By Chris Yeung –
At an Chief Executive election televised debate in March, former financial chief John Tsang Chun-wah upset Carrie Lam Cheng Yuet-ngor when he said Hong Kong feared she would become “divisiveness 2.0” if she was elected. She made a strong rebuttal. Seven months after she became the Chief Executive, Tsang may have proved to be right.
Pledging to mend the wounds of the society inflicted by her predecessor during her campaign and after she won the election, Mrs Lam has done the opposite since taking power on July 1.
On Saturday, the Government moved to ban Agnes Chow Ting, a student leader of Demosisto, from contesting the Legislative Council by-election. It has deepened the city’s political rift. Worse, it has seriously damaged the fundamentals of Hong Kong’s governance system and rule of law.
Defending the decision, Mrs Lam insisted it was done by the book. “Any suggestion of Hong Kong independence, self-determination, independence as a choice, or self-autonomy, is not in line with Basic Law requirements, and deviates from the important principle of ‘one country two systems’.”
Chow, a founding member of Demosisto, was seeking to regain the Legco Hong Kong Island geographical constituency seat left vacant after the party’s Nathan Law Kwun-chung was disqualified for his convicted failure to comply with the oath-taking law.
Anne Teng, returning officer of the Hong Kong Island constituency Anne Teng, who gave the green light to Law’s candidacy in 2016, thwarted Chow’s bid. She argued each case must be considered on its merits, but admitted that she has considered Beijing’s interpretation of the Basic Law provision on oath-taking.

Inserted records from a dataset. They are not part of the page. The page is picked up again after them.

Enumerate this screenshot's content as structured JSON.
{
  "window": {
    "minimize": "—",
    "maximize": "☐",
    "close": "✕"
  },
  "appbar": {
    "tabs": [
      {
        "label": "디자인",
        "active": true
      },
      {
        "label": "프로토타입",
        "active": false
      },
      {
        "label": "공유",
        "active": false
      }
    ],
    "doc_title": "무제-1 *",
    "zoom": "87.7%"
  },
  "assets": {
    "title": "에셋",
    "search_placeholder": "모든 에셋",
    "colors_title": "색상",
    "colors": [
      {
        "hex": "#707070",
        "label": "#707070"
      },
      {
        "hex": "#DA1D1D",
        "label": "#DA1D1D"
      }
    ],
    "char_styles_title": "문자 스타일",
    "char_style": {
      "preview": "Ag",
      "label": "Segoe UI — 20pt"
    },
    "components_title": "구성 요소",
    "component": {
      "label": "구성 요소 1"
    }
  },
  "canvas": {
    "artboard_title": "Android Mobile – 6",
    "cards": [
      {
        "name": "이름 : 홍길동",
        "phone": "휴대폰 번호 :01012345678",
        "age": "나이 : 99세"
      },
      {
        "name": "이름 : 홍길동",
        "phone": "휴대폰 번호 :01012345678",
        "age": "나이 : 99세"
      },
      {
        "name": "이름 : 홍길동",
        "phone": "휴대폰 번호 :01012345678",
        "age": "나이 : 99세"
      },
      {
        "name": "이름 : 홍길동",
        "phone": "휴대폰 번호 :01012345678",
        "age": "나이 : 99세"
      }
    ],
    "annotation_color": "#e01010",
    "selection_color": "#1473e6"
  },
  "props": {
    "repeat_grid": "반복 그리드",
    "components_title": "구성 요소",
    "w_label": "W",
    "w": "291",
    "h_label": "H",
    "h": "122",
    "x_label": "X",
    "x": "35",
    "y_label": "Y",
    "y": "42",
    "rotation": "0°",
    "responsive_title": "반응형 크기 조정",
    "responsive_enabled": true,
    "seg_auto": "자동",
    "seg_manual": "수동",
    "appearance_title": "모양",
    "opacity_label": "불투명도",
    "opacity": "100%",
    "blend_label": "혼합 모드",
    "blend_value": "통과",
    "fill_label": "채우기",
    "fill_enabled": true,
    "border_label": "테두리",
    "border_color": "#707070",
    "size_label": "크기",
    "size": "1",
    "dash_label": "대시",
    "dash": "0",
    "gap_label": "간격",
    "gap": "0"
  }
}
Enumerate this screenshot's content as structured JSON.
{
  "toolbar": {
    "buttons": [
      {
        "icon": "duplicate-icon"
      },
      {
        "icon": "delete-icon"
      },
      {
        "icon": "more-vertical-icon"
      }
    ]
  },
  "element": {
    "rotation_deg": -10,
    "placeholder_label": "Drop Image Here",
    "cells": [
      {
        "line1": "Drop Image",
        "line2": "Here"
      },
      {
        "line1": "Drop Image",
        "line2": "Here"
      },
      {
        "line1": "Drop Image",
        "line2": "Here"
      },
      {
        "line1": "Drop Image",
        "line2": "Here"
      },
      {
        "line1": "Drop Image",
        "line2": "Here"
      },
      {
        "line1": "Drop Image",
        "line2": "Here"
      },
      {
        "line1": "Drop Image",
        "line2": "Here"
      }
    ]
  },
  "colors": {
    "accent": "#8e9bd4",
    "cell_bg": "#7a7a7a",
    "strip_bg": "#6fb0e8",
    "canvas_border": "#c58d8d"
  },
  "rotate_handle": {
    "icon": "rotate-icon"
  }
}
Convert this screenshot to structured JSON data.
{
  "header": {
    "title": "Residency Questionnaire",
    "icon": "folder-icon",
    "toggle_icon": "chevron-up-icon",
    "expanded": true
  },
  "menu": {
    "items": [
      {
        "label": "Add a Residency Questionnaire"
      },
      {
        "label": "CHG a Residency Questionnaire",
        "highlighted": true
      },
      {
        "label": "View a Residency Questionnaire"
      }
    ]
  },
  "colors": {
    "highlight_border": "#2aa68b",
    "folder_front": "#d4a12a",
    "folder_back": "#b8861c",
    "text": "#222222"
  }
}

Six pro-democracy lawmakers, including Law and Edward Yiu Chung-yim – who has signed up for the by-election in the Kowloon West constituency – were being disqualified following the National People’s Congress Standing Committee interpretation of the Basic Law.
Yiu’s fate in the balance
Yiu, whose candidacy is still in balance at the time this article was posted, revealed he was asked by a returning officer in Kowloon West constituency to answer four political questions. They include whether he accepts Beijing’s interpretation of Basic Law Article 104 on oath-taking and his views of a Taiwan group, which advocates self-determination. Yau had attended a forum hosted by the group last year.
Mainland officials were quoted by the media as saying independence and self-determination are different in terms of expression, but are the same in substance.
In their manifesto, Demosisto advocates a referendum on the city’s post-2047 future with constitutional effect. Even though they do not call for independence, they agree that independence should be one of the options in the referendum to realise the principle of “sovereignty comes from people.”
Although Chow has not even announced his election platform, the election officer ruled Chow do not support the Basic Law in view of her affiliation with Demosisto.
Under existing election law, political thinking and affiliations of election hopefuls are not factors to be considered by returning officers when they judge whether whey support the Basic Law. Contestants are required to make a declaration of their support of the Basic Law as required in the post-1997 constitution.
Chow stripped of political right
That Teng, the returning officer, banned Chow’s candidacy on the basis of her political affiliation has not only damaged the apolitical civil service system but also fair election. It also contravened with the safeguards of freedom of expression and rule of law in the Basic Law. Chow was found guilty and stripped of her political right to stand for election without being given a chance to defend herself.
As HKU law professor Eric Cheung Tat-ming has rightly opined, the Chow case is a blatant case of political censorship against dissent and “putting politics above the law.”
More accurately, it is a case of “Without Law, Without Heaven,” a notorious Chinese saying associated with the tumultuous Cultural Revolution, but with one more “without”. The decision to bar what the authorities deemed as “pro-independence” and “self-determination” advocates from sitting in Legco is without common sense.
If anything, the votes Nathan Law got in the 2016 Legco election (50,818, the second-highest in the HK Island constituency) have testified to their popularity, particular among the young generation. It is clear their advocacy for self-determination is not so much about a call for independence, but a demand for a say in their future and, also importantly, their voices be heard.
The Government’s failure to connect with them is one of the underlying factors of the Occupy Central movement and the prevailing divisiveness of the society in recent years.
Mrs Lam had campaigned on the slogan of “We Connect” in the CE election. She spoke in length of her initiatives to address young people’s livelihood concerns and connect with them in her maiden policy address in October.
But by first unseating six pan-democrat lawmakers including Nathan Law and then banning Chow, she has adopted the “friends-foes” mentality and approach in dealing with the student leaders and their supporters.
Not to mention the high cost of damages to the city’s sound systems, she will pay dearly for making enemies with a sizeable chunk of the populace, most of whom at young age.
Chris Yeung, Chief Writer of newly-launched CitizenNews, is founder and editor of the Voice of Hong Kong website. He is a veteran journalist formerly worked with the South China Morning Post and the Hong Kong Economic Journal. He writes on Greater China issues.
Photos: Alvin Lum, CitizenNews